© 2022 WSHU
NPR News & Classical Music
Play Live Radio
Next Up:
0:00
0:00
Available On Air Stations

SEC Enforcement Actions Remain High

secjayclayton_appablomartinezmonsivais_170510.jpg
Pablo Martinez Monsivais
/
AP
Securities and Exchange Commission Chairman nominee Jay Clayton testifies on Capitol Hill in Washington at his confirmation hearing before the Senate Banking Committee in March.

The Securities and Exchange Commission has continued its aggressive enforcement approach toward Wall Street traders. That’s according to an analysis of data that includes the first three months of the Trump administration.

Under the Obama administration, the SEC targeted relatively small infractions against a higher number of traders and companies. It was a policy goal aimed at encouraging more overall compliance with market rules. Officials compared it to the “broken window” theory of criminal justice.

According to data compiled by Cornerstone Research, that trend has continued into the first three months of this year. David Marcus, who conducted the study for Cornerstone Research, said, "In some ways it’s not that surprising because it takes the SEC sometimes a year or more for them to launch a formal case after an investigation.”    

The newly confirmed SEC chairman, Jay Clayton, has not yet indicated if he would shift focus to fewer, more high-stakes cases. He did say during his hearings that he would like to see fewer fines against companies because shareholders ultimately pay them.

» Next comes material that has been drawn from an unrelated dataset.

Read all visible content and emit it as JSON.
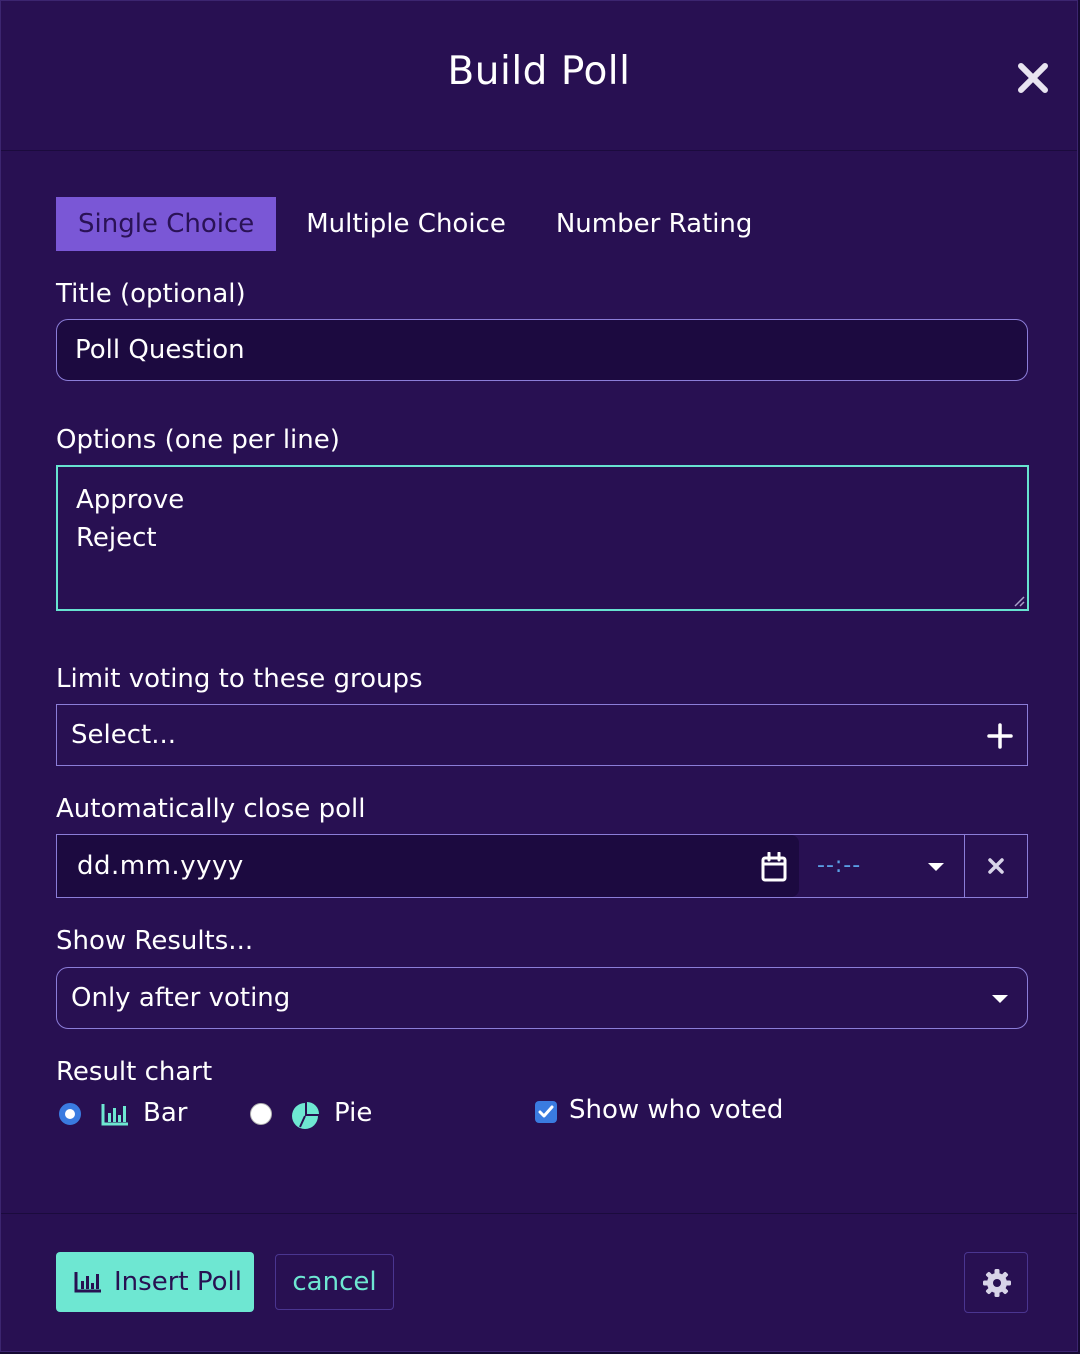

Charles is senior reporter focusing on special projects. He has won numerous awards including an IRE award, three SPJ Public Service Awards, and a National Murrow. He was also a finalist for the Livingston Award for Young Journalists and Third Coast Director’s Choice Award.
Related Content